Chunxue Yang, Hin Kiu Lee, Alice Pik Shan Kong, Lee Ling Lim, Zongwei CAI, Chi Kong Arthur CHUNG*

*Corresponding author for this work

Research output: Contribution to journalReview articlepeer-review

9 Citations (Scopus)

Abstract

Increasing prevalence of childhood obesity poses threats to the global health burden. Because this rising prevalence cannot be fully explained by traditional risk factors such as unhealthy diet and physical inactivity, early-life exposure to endocrine disrupting chemicals (EDCs) is recognized as emerging novel risk factors for childhood obesity. EDCs can disrupt the hormone-mediated metabolic pathways, affect children’s growth and mediate the development of childhood obesity. Many organic pollutants are recently classified to be EDCs. In this review, we summarized the epidemiological and laboratory evidence related to EDCs and childhood obesity, and discussed the possible mechanisms underpinning childhood obesity and early-life exposure to non-persistent organic pollutants (phthalates, bisphenol A, triclosan) and persistent organic pollutants (dichlorodiphenyltrichloroethane, polychlorinated biphenyls, polybrominated diphenyl ethers, per- and polyfluoroalkyl substances). Understanding the relationship between EDCs and childhood obesity helps to raise public awareness and formulate public health policy to protect the youth from exposure to the harmful effects of EDCs.

Original languageEnglish
Pages (from-to)182-195
Number of pages14
JournalAnnals of Pediatric Endocrinology and Metabolism
Volume23
Issue number4
DOIs
Publication statusPublished - Dec 2018

Scopus Subject Areas

  • Pediatrics, Perinatology, and Child Health
  • Endocrinology, Diabetes and Metabolism

User-Defined Keywords

  • Childhood obesity
  • Early-life exposure
  • Endocrine disrupting chemicals
  • Persistent organic pollutants

Fingerprint

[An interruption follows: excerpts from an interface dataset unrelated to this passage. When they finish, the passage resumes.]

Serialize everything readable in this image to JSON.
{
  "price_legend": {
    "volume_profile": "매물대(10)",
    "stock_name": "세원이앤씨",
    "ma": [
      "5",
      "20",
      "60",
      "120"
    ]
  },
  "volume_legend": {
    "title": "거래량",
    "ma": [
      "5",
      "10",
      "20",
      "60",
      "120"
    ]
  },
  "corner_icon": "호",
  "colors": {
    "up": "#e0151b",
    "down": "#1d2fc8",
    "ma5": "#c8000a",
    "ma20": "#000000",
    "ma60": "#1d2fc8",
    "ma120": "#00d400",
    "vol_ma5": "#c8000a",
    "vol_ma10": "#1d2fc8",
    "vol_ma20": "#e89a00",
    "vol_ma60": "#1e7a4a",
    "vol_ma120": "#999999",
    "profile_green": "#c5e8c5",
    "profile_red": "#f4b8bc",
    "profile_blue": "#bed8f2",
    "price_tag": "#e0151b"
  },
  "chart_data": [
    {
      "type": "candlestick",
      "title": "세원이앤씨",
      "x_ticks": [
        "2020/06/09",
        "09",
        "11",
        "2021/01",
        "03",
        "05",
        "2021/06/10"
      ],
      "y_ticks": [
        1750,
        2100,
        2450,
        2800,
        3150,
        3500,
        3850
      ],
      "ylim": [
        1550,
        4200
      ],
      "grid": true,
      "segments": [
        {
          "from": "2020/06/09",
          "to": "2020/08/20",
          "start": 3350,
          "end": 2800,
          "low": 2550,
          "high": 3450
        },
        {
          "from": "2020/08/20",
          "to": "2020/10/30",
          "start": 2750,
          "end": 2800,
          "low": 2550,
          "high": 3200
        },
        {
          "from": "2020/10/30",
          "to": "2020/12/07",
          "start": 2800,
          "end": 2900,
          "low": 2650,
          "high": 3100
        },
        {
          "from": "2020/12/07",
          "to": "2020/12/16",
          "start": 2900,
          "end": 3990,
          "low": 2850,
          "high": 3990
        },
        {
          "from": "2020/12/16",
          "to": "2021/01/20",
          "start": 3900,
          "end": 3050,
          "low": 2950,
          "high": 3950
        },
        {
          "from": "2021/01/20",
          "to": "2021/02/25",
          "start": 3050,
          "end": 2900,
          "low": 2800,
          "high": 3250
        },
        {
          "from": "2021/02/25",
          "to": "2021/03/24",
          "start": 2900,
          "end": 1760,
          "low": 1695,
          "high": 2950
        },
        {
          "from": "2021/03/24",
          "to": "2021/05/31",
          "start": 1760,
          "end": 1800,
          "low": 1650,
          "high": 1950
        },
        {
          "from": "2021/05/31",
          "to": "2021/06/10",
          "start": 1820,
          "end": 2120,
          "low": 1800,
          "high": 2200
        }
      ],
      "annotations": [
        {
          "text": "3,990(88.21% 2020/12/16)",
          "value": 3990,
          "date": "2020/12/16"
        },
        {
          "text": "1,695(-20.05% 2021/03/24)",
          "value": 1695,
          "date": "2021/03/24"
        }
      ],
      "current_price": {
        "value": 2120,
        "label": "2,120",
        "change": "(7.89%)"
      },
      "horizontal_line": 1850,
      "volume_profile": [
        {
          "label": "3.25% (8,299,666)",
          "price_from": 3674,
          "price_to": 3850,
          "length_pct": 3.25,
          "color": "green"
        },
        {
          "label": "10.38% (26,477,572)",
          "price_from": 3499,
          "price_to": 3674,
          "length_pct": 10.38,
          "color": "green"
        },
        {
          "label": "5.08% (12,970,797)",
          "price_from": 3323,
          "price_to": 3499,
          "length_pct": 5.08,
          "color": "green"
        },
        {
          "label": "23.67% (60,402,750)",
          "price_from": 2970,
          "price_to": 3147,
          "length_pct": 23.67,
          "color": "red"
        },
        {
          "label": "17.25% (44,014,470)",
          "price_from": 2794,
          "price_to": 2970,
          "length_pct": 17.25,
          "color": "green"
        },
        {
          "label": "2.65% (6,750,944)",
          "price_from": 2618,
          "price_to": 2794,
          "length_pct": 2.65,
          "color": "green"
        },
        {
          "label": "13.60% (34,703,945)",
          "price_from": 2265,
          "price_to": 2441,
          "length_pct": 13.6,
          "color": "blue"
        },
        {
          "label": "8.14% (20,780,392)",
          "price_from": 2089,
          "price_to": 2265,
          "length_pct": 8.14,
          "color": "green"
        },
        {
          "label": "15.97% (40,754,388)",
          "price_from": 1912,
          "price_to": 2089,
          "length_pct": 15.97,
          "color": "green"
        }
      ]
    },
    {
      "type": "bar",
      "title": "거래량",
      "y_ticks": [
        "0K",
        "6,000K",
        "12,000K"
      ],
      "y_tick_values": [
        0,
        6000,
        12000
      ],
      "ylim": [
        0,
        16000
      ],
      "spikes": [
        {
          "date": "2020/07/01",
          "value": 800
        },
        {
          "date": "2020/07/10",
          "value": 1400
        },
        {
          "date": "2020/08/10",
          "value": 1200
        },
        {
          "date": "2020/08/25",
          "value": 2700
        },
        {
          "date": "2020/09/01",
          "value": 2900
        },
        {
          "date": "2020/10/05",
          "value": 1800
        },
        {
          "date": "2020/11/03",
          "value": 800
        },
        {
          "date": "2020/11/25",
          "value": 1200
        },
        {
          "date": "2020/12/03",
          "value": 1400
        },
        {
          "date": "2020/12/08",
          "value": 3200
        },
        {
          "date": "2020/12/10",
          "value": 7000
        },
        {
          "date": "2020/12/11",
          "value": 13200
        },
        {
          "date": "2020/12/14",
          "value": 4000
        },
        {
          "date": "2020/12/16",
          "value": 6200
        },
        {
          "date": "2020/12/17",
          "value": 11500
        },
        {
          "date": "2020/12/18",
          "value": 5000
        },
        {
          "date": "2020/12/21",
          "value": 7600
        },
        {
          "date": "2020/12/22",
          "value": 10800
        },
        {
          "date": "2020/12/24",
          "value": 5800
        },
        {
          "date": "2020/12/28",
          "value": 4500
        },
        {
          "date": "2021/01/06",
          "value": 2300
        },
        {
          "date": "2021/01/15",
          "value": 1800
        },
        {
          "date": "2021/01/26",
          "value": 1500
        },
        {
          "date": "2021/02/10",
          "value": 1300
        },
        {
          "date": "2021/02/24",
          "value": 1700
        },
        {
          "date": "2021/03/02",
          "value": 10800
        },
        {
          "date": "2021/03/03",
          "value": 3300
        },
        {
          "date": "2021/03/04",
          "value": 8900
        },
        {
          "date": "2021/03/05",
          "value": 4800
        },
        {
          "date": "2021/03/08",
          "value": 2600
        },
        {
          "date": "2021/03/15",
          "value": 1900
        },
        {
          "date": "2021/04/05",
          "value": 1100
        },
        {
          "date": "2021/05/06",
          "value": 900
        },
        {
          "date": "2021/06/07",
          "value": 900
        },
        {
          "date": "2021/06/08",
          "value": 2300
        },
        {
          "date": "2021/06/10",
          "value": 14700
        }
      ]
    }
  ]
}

Dive into the research topics of 'Early-life exposure to endocrine disrupting chemicals associates with childhood obesity'. Together they form a unique fingerprint.

Cite this